Focusing on recent debates without losing sight of cosmopolitanism’s ancient and Enlightenment roots, Ingram confronts the philosophical difficulties of defending universal ideals and the implications for ethics and political theory.Root Man, your root system skipped the Middle Ages. Surprise! Certainly medieval thinkers have nothing to say about individuals and universals and their importance for morality, and certainly (heads up Noah Guynn), individual cases never provided medieval legal and literary thinkers a way to rethink sedimented universals. Nope.
Still!
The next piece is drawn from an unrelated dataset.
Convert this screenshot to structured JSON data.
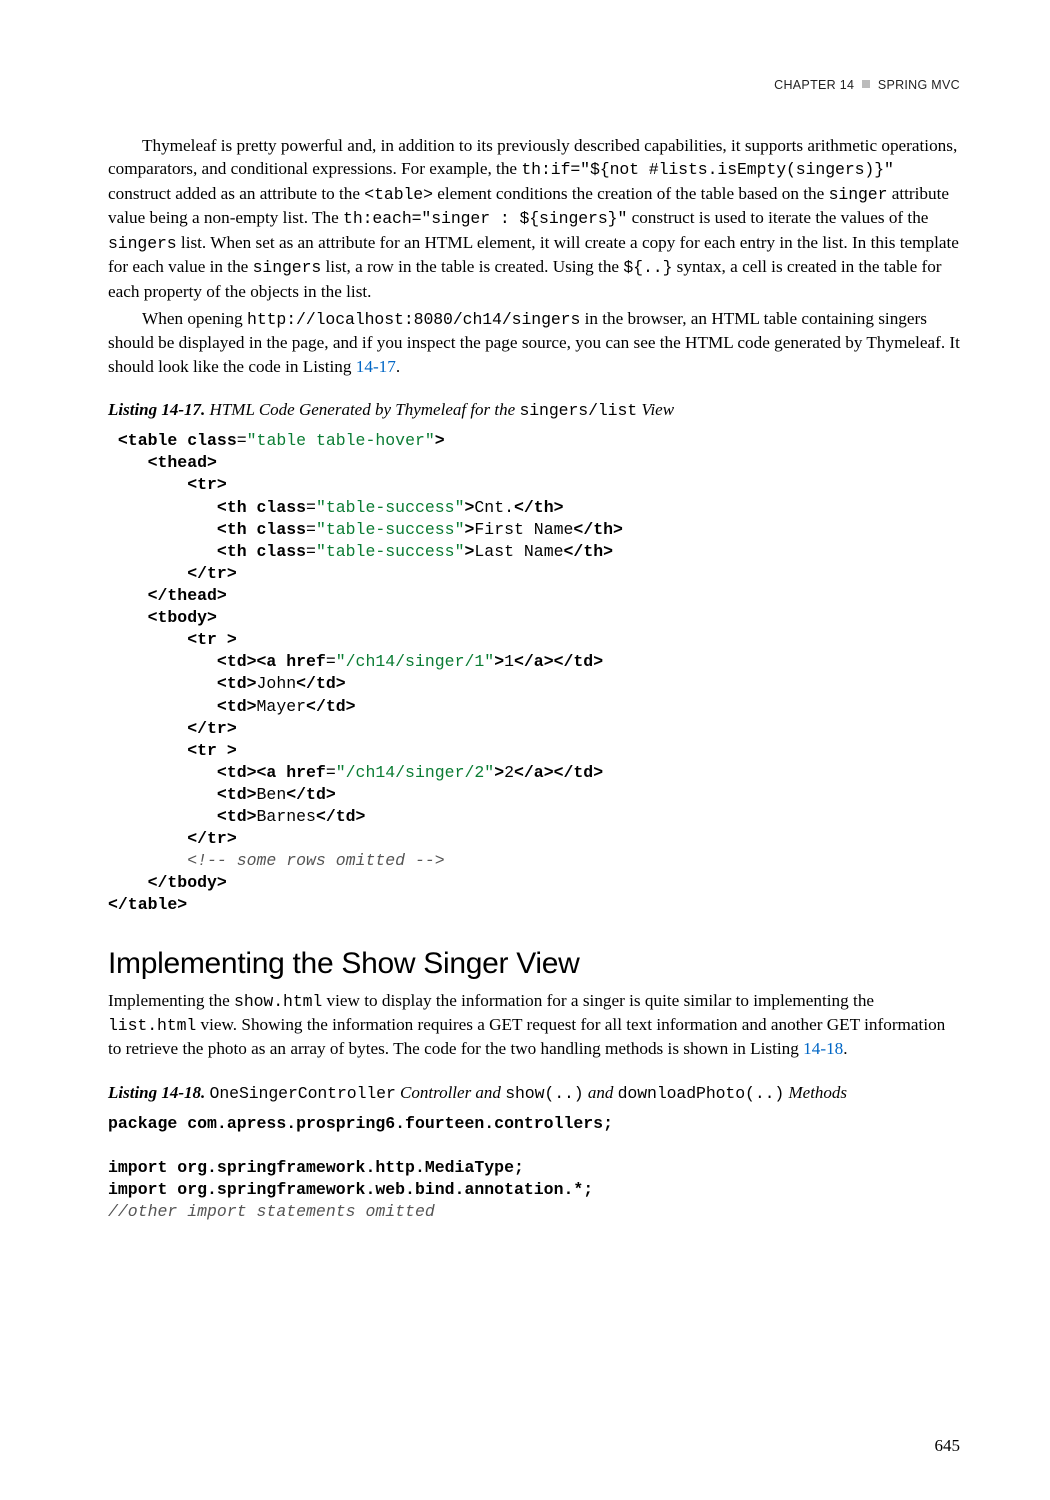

I imagine the book's going to be useful to my dogged and/or creeping efforts to figure out the moral and political 'what comes next' of critical animal and materialist thought.
And who would buy a book with "medieval" in the copy anyhow?